  2. Pingback: Glass of Fancy » Blog Archive » Spring’s Bounty (Let’s Lunch) - Fashion, fiction, and life in the city.

  3. Pingback: 3-Ingredient Challenge: Gluten-Free Almond Cookies | The Asian Grandmothers Cookbook

  4. Crazy easy. Wonder what exactly made car sickness go away. I didn’t find culantro very strong tasting like cilantro. Maybe I am not used to it. Will have to try esp. as it’s mango season.

  5. I love the combo of sour mangoes and chilies! I grew up on a similar snack too–add vinegar and sugar but minus the culantro. Is culantro used a lot in Trini cooking?

    • I’ll share your recipe with my husband, he’ll love it. Culantro is the main herb I associate with Trini cooking, one of a triumvirate of herbs: culantro (called shade beni), chives and thyme. I love its distinctive flavor.

  6. Pingback: 3-Ingredient Lemon Chocolate Bonbons

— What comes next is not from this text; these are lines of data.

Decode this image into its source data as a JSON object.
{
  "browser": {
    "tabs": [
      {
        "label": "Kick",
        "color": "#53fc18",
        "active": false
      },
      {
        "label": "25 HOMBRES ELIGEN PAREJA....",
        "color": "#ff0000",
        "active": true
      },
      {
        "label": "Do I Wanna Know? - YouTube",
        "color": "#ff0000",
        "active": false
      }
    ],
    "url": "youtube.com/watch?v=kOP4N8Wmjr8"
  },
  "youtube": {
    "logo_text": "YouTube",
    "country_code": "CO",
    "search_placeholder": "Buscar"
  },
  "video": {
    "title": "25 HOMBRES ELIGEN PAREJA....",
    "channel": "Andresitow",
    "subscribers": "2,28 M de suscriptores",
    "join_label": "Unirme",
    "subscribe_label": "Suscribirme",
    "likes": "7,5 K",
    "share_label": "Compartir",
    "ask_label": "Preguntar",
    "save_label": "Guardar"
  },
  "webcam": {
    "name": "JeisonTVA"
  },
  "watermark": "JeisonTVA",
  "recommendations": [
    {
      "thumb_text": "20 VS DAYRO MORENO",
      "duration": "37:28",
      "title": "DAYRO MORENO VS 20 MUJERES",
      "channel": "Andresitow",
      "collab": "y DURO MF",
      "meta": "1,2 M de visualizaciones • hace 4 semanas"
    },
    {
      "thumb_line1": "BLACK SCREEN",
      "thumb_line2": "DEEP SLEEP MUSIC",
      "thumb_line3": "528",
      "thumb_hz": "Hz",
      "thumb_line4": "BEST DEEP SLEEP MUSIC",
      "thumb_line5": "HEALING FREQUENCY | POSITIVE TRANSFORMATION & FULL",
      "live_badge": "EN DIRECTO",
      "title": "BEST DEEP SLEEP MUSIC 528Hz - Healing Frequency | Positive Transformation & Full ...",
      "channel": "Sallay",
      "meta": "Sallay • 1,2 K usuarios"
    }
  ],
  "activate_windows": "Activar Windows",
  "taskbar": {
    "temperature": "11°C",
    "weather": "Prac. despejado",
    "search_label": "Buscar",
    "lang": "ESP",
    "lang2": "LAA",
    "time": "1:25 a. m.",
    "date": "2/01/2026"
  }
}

  7. Pingback: A Tour of Tobago Cocoa Estate | spicebox travels

  8. Pingback: Keep It Simple Sammy! | sandwich surprise!

  9. Pingback: Caribbean Eats! Curry Mango – Trinidad and Tobago | Caribbean Eats!

  10. It’s good to see others enjoying Trini foods. I never recommend that anyone reside there, but a visit to taste the cuisine is definitely in order.

    If you live in Washington state, I can tell you that Pam’s is a great Trini place to go to. She’s the real deal, and super sweet. The food is decently priced too. She inspired me to start cooking my native foods at home. It means sourcing some ingredients online, but it really helped with my nostalgia. Plus everyone loves what I make, even when they’re only trying it reluctantly. Lol

    I’m planning to start growing some of the things I can’t easily source, like culantro. I live in a small town. The only options are Walmart and a local grocery chain.

  11. Luckily, after years of searching, I found chadon beni at a local Chinese grocery, two blocks from home, here in San Francisco. I knew I’d eventually stumble on some, given the once rich, multicultural, implosion here. Key is to know what certain things look like, then venture out to other ethnic markets. Likely they refer to it as something else.

    Making chow, now!

  12. Pingback: Kachoombar– Indian Savory Fruit Salad | spicebox travels

Leave a Reply

Fill in your details below or click an icon to log in: Logo

You are commenting using your account. Log Out /  Change )

Google+ photo

You are commenting using your Google+ account. Log Out /  Change )

Twitter picture

You are commenting using your Twitter account. Log Out /  Change )

Facebook photo

You are commenting using your Facebook account. Log Out /  Change )

Connecting to %s